"If you get hold of any of these hi-tech converged devices they all have a small, very high quality, colour screen.
"That means that audiences come to expect to see as well as hear their favourite audio and radio brands to the extent that if you're using the device and there's nothing on the screen, it can feel and look like it's broken."
The 'right' pictures
As a station for the UK's fashion conscious, up-to-the-minute, MySpace-ing youth, Radio 1 is already trying to fulfil its audience's visual expectations by providing pictures for the digital TV screen, even filming the concerts they broadcast.
A DJ at work. Not the most interesting visual experience
They and other broadcasters are trying find the right pictures to accompany the sound, anything from comedian Russell Brand's rants to a YouTube camera during his radio show to information like the station logo and track data.
For commercial broadcasters they now have the opportunity to show adverts on the screen with click-throughs to the advertisers' websites.
But can this exclude people who do not have screens?
"Glanceability is the phrase the tech-heads use. In other words it can't be content that you must look at in order to get the picture," said Mr Parfitt.
"The content we're looking at streaming alongside the radio broadcast are these glanceable nuggets of visual information that enhance your enjoyment of the radio station and give you information that is perhaps too inefficient to be delivered by the radio station, like the 10 tracks that are on the album. You couldn't do that easily, it would be boring for most listeners.
"So you can give away more information and make it a richer experience."
It is certainly not just a case of putting a camera up in the studio so you can see what the presenter is up to, which, at many music stations, might not be very much.
Some mobile phones can receive enhanced radio stations
"Essentially radio is quite boring," said Iain Meadows, presenter at Original 106 FM. "All you're doing is just pressing buttons, fiddling with bits of paper, maybe occasionally surfing the net to see what's going on in the world.

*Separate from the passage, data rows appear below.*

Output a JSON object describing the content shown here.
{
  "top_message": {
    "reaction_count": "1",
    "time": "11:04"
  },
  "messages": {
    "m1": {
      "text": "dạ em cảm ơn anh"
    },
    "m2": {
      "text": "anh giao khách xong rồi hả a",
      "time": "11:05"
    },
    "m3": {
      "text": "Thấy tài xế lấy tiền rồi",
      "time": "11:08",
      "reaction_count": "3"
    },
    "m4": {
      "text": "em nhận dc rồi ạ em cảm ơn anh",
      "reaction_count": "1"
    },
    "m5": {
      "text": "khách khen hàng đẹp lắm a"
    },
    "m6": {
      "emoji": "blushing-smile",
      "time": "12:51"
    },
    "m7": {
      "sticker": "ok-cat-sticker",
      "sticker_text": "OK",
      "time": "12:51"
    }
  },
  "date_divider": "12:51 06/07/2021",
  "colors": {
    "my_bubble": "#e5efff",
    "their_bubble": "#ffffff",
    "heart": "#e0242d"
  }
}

"Aside from that there's really not much going on. If you had a camera looking at you all the time I think inevitably you would be self conscious, you wouldn't be able to perform.

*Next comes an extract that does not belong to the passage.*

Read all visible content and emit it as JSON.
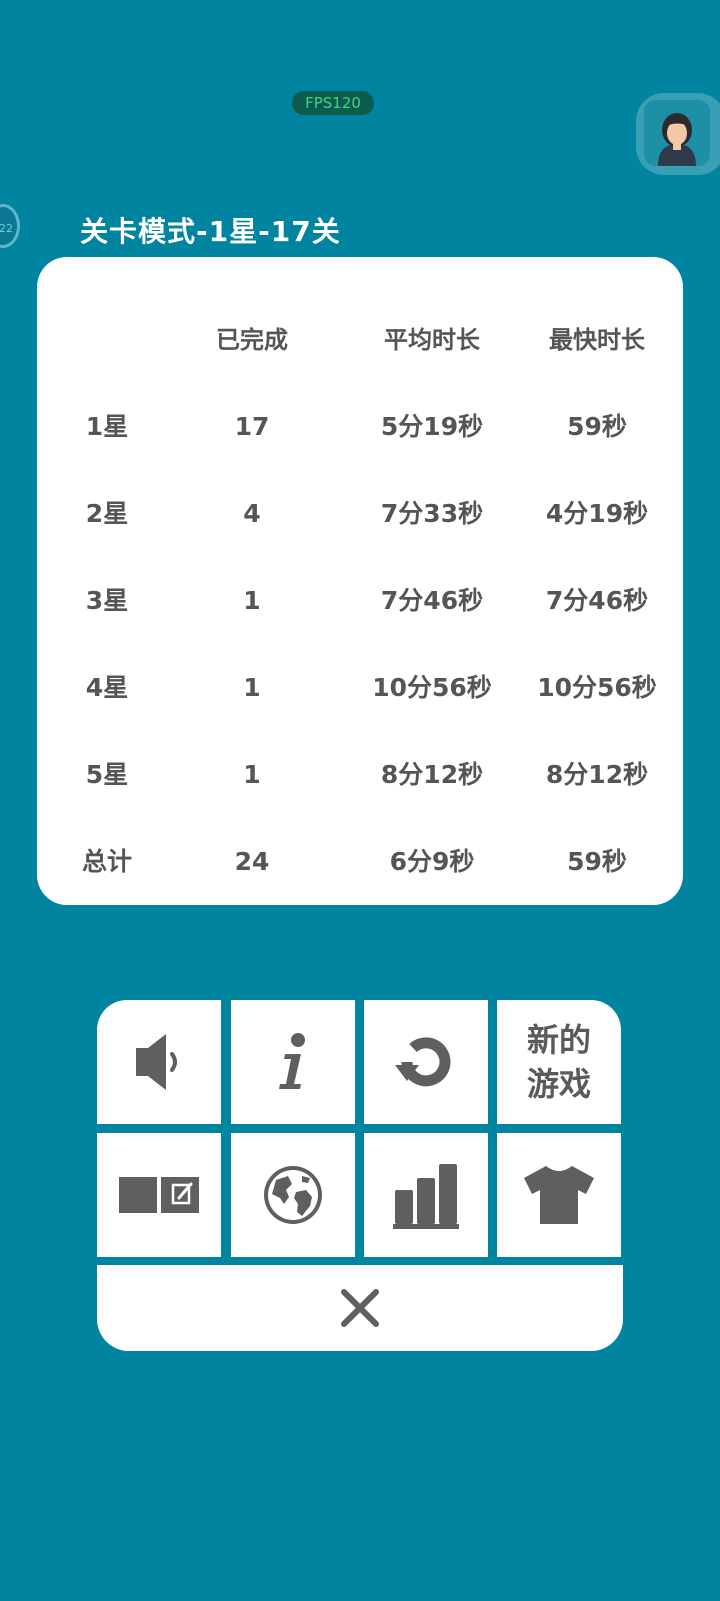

"It's like walking around your home naked; you need to think you're safe in that environment and you can do what you've got to do"
But some factual content may well be enhanced by images. Imagine listening to a news story and being able to see the key pics.
The BBC Sport website already supplements its radio commentary with extra info - live score cards and match stats to glance at whenever you want. Something easily extended to a radio screen.
But interviewers beware - sometimes the presence of a camera can change the way your guests behave.
"If you put a camera in it changes the dynamic of those interviews," explained Roger Mosey, director of BBC Sport.
"Politicians give different interviews when a camera's there because they know that their visual appearance matters on television sometimes more than the words they're saying.
"Radio's the other way around. On radio the meaning of what you say, the actual words, count for 100%."
This sort of "visual radio" is still pretty much at the experimental stage, and so right now anything is possible. But it may be that the smaller ideas that win out.
Nokia has its own mobile-led project called Visual Radio, which offers an enhanced service for radio stations delivered over a cell network. Only a limited number of stations have signed up for it so far.
Many experts agree that something as simple as an electronic programme guide would really enhance the radio experience. Being able to see what is on now and what is coming up.
And lets not forget that if it's pictures we want, there are already plenty of places to get them.
"Sometimes when people are talking about what they might do, they are in danger of inventing television," said Mr Mosey.
"Radio still needs to concentrate on what its core values are, but it can add to them, make them bigger and more exciting and more expansive."